All that is required is the number of lines in this listing that hold "title".

## Source records
▬▬▬▬▬▬▬▬▬▬

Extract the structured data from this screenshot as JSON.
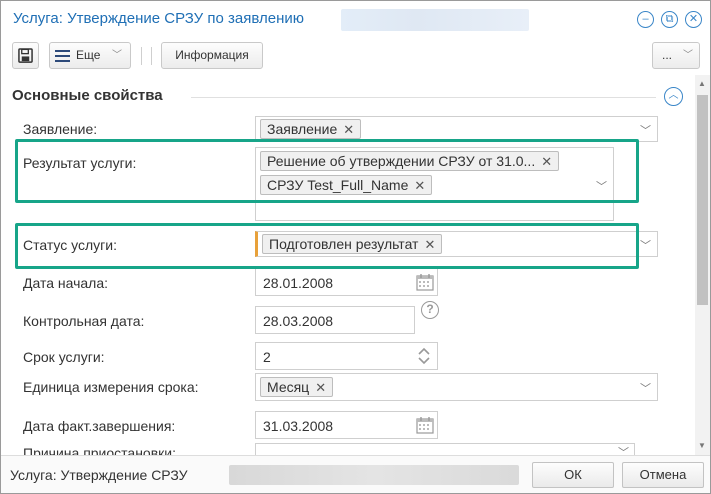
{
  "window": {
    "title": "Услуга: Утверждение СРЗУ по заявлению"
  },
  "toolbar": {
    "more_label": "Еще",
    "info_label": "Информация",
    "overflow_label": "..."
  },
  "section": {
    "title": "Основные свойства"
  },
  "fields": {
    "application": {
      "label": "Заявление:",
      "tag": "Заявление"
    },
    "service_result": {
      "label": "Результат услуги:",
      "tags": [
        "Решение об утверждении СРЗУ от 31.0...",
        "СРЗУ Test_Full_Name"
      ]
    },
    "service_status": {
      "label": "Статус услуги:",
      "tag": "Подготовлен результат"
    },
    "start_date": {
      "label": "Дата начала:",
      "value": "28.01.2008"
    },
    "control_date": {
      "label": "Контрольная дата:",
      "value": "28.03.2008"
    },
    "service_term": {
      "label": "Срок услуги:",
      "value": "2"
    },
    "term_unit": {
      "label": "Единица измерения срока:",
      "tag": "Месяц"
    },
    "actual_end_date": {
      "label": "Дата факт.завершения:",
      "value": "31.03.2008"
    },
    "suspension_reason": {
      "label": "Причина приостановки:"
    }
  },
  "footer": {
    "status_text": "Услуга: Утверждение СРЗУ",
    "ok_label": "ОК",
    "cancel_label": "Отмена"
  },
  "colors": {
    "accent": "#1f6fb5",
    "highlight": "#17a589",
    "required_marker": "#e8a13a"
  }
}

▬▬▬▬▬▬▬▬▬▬

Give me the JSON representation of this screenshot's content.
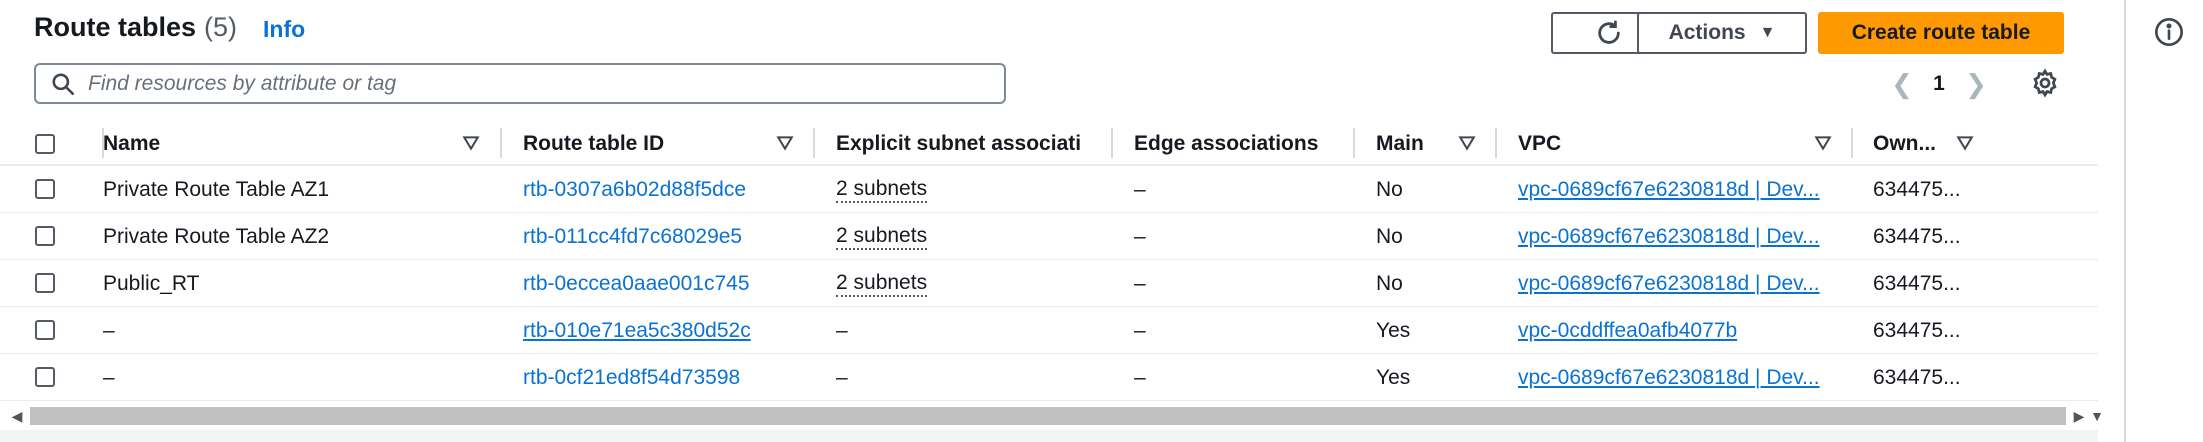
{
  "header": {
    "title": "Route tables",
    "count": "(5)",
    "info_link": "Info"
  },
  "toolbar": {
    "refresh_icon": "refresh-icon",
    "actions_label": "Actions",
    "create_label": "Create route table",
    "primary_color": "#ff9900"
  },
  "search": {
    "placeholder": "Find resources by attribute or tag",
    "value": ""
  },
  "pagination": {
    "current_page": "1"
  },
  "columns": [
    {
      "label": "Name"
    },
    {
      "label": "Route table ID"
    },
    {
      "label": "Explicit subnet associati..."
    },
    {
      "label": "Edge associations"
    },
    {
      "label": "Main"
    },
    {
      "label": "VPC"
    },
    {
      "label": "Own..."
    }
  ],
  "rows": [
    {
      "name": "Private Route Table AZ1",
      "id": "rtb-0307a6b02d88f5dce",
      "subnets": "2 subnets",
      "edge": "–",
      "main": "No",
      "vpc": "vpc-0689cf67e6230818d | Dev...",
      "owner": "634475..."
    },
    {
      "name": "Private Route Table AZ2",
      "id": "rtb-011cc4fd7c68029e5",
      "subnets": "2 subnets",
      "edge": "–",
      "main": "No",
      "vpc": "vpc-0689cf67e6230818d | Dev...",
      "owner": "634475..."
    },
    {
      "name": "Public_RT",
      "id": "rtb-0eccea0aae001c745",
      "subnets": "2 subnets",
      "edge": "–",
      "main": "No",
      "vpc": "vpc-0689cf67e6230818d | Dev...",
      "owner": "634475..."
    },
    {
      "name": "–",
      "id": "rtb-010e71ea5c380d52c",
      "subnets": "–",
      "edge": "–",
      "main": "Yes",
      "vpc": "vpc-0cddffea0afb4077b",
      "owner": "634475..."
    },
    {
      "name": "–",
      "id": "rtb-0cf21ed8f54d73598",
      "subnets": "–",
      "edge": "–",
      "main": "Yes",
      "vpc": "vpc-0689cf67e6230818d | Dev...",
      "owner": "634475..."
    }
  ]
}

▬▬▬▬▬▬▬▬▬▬

## Written answer
3